Data listing:
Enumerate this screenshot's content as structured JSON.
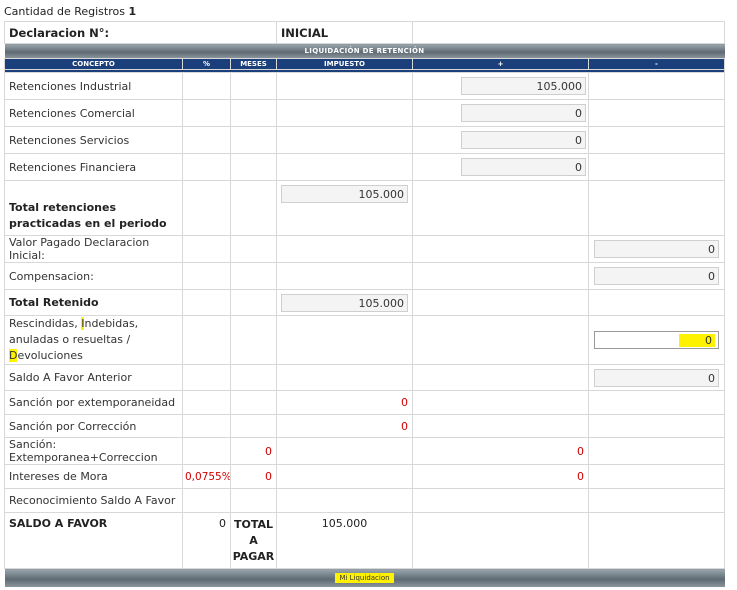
{
  "header": {
    "reg_label": "Cantidad de Registros",
    "reg_count": "1"
  },
  "decl": {
    "label": "Declaracion N°:",
    "inicial": "INICIAL"
  },
  "band_title": "LIQUIDACIÓN DE RETENCIÓN",
  "columns": {
    "concepto": "CONCEPTO",
    "pct": "%",
    "meses": "MESES",
    "impuesto": "IMPUESTO",
    "plus": "+",
    "minus": "-"
  },
  "rows": {
    "ret_industrial": {
      "label": "Retenciones Industrial",
      "plus": "105.000"
    },
    "ret_comercial": {
      "label": "Retenciones Comercial",
      "plus": "0"
    },
    "ret_servicios": {
      "label": "Retenciones Servicios",
      "plus": "0"
    },
    "ret_financiera": {
      "label": "Retenciones Financiera",
      "plus": "0"
    },
    "total_ret": {
      "label": "Total retenciones practicadas en el periodo",
      "impuesto": "105.000"
    },
    "valor_pagado": {
      "label": "Valor Pagado Declaracion Inicial:",
      "minus": "0"
    },
    "compensacion": {
      "label": "Compensacion:",
      "minus": "0"
    },
    "total_retenido": {
      "label": "Total Retenido",
      "impuesto": "105.000"
    },
    "rescindidas": {
      "w1": "Rescindidas, ",
      "h1": "I",
      "w2": "ndebidas, anuladas o resueltas / ",
      "h2": "D",
      "w3": "evoluciones",
      "minus": "0"
    },
    "saldo_anterior": {
      "label": "Saldo A Favor Anterior",
      "minus": "0"
    },
    "sancion_ext": {
      "label": "Sanción por  extemporaneidad",
      "impuesto": "0"
    },
    "sancion_corr": {
      "label": "Sanción por Corrección",
      "impuesto": "0"
    },
    "sancion_both": {
      "label": "Sanción: Extemporanea+Correccion",
      "meses": "0",
      "plus": "0"
    },
    "intereses": {
      "label": "Intereses de Mora",
      "pct": "0,0755%",
      "meses": "0",
      "plus": "0"
    },
    "reconocimiento": {
      "label": "Reconocimiento Saldo A Favor"
    },
    "saldo_favor": {
      "label": "SALDO A FAVOR",
      "pct": "0",
      "total_pagar": "TOTAL A PAGAR",
      "impuesto": "105.000"
    }
  },
  "footer": {
    "button": "Mi Liquidacion"
  }
}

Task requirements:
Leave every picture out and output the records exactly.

Response for this exercise:
Enumerate this screenshot's content as structured JSON.
{
  "header": {
    "reg_label": "Cantidad de Registros",
    "reg_count": "1"
  },
  "decl": {
    "label": "Declaracion N°:",
    "inicial": "INICIAL"
  },
  "band_title": "LIQUIDACIÓN DE RETENCIÓN",
  "columns": {
    "concepto": "CONCEPTO",
    "pct": "%",
    "meses": "MESES",
    "impuesto": "IMPUESTO",
    "plus": "+",
    "minus": "-"
  },
  "rows": {
    "ret_industrial": {
      "label": "Retenciones Industrial",
      "plus": "105.000"
    },
    "ret_comercial": {
      "label": "Retenciones Comercial",
      "plus": "0"
    },
    "ret_servicios": {
      "label": "Retenciones Servicios",
      "plus": "0"
    },
    "ret_financiera": {
      "label": "Retenciones Financiera",
      "plus": "0"
    },
    "total_ret": {
      "label": "Total retenciones practicadas en el periodo",
      "impuesto": "105.000"
    },
    "valor_pagado": {
      "label": "Valor Pagado Declaracion Inicial:",
      "minus": "0"
    },
    "compensacion": {
      "label": "Compensacion:",
      "minus": "0"
    },
    "total_retenido": {
      "label": "Total Retenido",
      "impuesto": "105.000"
    },
    "rescindidas": {
      "w1": "Rescindidas, ",
      "h1": "I",
      "w2": "ndebidas, anuladas o resueltas / ",
      "h2": "D",
      "w3": "evoluciones",
      "minus": "0"
    },
    "saldo_anterior": {
      "label": "Saldo A Favor Anterior",
      "minus": "0"
    },
    "sancion_ext": {
      "label": "Sanción por  extemporaneidad",
      "impuesto": "0"
    },
    "sancion_corr": {
      "label": "Sanción por Corrección",
      "impuesto": "0"
    },
    "sancion_both": {
      "label": "Sanción: Extemporanea+Correccion",
      "meses": "0",
      "plus": "0"
    },
    "intereses": {
      "label": "Intereses de Mora",
      "pct": "0,0755%",
      "meses": "0",
      "plus": "0"
    },
    "reconocimiento": {
      "label": "Reconocimiento Saldo A Favor"
    },
    "saldo_favor": {
      "label": "SALDO A FAVOR",
      "pct": "0",
      "total_pagar": "TOTAL A PAGAR",
      "impuesto": "105.000"
    }
  },
  "footer": {
    "button": "Mi Liquidacion"
  }
}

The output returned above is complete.